The Associated Press

Like us on Facebook and follow us on Twitter

Just Posted

VIDEO: Saanich resident shocked when trespasser licks security camera, rummages through mail

‘I found the situation really bizarre,’ said the Gordon Head resident

BC Ferries crew member taken to hospital after getting struck by bow doors

Two sailings between Horseshoe Bay and Departure Bay were cancelled

Ladysmith gas prices spike over night to 151.9 per litre

A provincial inquiry found B.C. drivers pay a 13 percent premimum compared to other provinces

Woman charged with numerous drug offenses

Police make arrest on an outstanding warrant dating back to earlier raid on Chemainus property

Saltair Marine’s ‘Silver Bullet’ found by RCMP months after reported theft
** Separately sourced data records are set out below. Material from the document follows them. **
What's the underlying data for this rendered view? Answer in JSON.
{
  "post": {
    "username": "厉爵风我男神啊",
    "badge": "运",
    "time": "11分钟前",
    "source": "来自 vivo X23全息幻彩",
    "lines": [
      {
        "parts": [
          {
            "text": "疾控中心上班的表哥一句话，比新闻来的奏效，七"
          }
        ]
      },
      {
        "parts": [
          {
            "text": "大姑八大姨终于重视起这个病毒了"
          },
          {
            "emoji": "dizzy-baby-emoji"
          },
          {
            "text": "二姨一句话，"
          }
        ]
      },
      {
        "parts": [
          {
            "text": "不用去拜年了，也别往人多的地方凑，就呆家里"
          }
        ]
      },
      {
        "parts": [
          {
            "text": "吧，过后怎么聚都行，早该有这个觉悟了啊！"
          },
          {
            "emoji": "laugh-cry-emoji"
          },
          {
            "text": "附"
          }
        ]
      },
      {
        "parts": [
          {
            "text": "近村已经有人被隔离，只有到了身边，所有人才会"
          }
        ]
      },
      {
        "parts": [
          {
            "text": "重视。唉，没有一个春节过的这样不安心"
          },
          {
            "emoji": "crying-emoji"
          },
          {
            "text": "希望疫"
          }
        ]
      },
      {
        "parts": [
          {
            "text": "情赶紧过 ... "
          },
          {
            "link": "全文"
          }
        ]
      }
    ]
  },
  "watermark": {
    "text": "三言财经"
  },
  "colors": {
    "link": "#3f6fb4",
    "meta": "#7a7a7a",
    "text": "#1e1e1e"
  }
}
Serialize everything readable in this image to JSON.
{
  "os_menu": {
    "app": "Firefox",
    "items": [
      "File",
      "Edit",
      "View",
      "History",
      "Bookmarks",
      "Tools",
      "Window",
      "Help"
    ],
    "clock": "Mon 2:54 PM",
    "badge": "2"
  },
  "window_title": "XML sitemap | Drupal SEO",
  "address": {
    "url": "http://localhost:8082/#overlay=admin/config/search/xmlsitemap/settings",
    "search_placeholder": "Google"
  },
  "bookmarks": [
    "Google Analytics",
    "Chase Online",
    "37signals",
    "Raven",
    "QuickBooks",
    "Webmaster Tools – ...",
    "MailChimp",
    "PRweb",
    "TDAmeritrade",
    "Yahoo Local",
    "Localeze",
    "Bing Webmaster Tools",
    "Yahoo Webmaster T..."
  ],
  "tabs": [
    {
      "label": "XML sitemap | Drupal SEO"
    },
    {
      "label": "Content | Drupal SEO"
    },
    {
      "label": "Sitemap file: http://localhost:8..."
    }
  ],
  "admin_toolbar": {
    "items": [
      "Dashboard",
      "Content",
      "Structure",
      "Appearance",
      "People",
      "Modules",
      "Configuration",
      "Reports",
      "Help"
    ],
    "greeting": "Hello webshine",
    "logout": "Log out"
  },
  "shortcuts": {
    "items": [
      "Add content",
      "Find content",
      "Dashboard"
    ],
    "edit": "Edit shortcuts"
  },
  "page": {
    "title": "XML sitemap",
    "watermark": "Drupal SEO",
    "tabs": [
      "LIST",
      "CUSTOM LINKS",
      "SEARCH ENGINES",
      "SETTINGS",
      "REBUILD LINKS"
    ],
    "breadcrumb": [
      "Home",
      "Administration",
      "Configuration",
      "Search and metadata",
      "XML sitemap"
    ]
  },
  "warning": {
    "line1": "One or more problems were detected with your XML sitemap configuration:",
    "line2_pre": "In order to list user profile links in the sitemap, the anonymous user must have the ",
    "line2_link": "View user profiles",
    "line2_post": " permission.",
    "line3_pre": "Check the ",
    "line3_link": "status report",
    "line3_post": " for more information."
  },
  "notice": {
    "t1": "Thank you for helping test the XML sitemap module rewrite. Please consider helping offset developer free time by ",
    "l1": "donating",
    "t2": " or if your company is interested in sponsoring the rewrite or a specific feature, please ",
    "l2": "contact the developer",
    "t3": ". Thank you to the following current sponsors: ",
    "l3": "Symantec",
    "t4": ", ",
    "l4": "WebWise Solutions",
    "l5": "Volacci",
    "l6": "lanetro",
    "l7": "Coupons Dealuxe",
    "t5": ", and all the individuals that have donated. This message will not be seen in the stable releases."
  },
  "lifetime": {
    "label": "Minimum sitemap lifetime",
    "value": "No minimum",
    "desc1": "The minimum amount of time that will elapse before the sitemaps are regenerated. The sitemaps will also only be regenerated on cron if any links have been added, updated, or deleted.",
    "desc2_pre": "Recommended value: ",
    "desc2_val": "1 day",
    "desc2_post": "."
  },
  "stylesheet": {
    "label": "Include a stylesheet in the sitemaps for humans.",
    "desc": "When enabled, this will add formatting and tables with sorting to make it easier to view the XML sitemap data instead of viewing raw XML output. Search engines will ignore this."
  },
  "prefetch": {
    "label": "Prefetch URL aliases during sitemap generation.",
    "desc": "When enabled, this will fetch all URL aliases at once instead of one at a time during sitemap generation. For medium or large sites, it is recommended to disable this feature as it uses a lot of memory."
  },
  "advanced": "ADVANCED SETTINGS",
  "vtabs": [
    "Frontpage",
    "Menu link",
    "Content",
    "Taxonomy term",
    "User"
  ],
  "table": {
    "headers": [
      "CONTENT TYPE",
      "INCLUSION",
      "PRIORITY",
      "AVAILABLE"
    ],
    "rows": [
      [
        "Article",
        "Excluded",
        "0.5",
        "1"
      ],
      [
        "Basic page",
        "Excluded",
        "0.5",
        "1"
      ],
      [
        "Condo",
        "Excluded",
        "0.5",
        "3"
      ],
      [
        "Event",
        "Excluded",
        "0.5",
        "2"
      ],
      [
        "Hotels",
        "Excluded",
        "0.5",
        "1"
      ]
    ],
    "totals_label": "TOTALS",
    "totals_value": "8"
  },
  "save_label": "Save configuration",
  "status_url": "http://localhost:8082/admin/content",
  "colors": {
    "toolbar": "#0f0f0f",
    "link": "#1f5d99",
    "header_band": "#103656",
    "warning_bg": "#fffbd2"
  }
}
The $20,000 vessel was stolen from the Ladysmith Marina back in July

ELECTION 2019: It’s so close, it could come down to who turns out to vote

Black Press Media’s polling analyst on the origins of predictive seat modelling in Canada

Jack’s Devils beat Quinn’s Canucks 1-0 in NHL brother battle

New Jersey youngster scores first career goal against Vancouver

Two charged after owner’s wild ride through Kamloops in his stolen truck

Crystal Rae Dorrington, 37, and Derrick Ronald Pearson, 32, facing multiple charges

Judge orders credit union’s bank records for Kelowna social worker facing theft allegations

The man is accused of negligence, breach of contract, fraud and a conspiracy with Interior Savings

Leaders pour it on with rallies, boosts for candidates as campaign reaches peak

The federal election campaign has reached a crescendo

Allegations of racism lead to ministry investigation at Vancouver private school

St. George’s School was contacted over what the school describes as ‘deeply offensive behaviour online’

Not a political question: Thunberg calls for climate action in Alberta

Edmonton police estimated the size of the crowd at about 4,000

Zantac, the over-the-counter heartburn drug, pulled in Canada, U.S.

Health Canada also investigates possible carcinogen in some ranitidine drugs

B.C. public safety minister says cannabis edibles not in stores til January

Mike Farnworth says he wants regional issues considered when it comes to licensing

Most Read